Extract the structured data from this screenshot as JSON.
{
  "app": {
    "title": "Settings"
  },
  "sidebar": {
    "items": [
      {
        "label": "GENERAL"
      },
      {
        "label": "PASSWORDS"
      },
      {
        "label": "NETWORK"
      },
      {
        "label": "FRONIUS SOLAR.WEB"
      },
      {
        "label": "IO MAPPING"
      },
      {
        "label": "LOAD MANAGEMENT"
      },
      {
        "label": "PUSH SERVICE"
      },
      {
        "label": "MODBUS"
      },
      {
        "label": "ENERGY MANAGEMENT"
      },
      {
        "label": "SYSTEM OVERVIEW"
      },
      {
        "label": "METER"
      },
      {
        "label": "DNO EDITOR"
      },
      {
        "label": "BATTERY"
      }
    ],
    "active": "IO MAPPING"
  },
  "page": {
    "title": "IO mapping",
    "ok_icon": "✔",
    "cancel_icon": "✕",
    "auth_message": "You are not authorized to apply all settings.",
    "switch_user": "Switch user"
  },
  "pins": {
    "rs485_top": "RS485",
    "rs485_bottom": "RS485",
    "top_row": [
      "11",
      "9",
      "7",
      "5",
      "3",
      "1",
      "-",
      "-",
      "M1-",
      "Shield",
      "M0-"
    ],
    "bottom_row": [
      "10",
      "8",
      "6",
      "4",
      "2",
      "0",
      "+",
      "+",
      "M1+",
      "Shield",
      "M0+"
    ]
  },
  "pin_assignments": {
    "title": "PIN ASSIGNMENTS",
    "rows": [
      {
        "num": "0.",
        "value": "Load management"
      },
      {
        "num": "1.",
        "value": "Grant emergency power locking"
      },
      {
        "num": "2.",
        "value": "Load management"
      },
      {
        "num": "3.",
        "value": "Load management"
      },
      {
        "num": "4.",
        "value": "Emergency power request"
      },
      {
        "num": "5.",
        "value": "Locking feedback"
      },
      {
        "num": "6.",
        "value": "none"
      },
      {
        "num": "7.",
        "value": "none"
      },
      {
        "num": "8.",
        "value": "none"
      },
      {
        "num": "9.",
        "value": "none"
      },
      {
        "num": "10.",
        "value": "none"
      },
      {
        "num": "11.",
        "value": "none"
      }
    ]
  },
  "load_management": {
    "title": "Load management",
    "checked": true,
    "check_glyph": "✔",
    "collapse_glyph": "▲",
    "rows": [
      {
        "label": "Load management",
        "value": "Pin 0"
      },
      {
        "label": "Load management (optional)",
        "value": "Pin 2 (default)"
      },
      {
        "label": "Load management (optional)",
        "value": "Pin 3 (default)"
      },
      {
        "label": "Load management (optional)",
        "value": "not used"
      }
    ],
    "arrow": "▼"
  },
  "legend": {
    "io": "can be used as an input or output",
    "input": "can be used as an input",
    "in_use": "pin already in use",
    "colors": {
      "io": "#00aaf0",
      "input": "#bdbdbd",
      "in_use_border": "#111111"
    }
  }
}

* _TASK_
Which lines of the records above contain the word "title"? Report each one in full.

* _ANSWER TO THE EXERCISE_
    "title": "Settings"
    "title": "IO mapping",
    "title": "PIN ASSIGNMENTS",
    "title": "Load management",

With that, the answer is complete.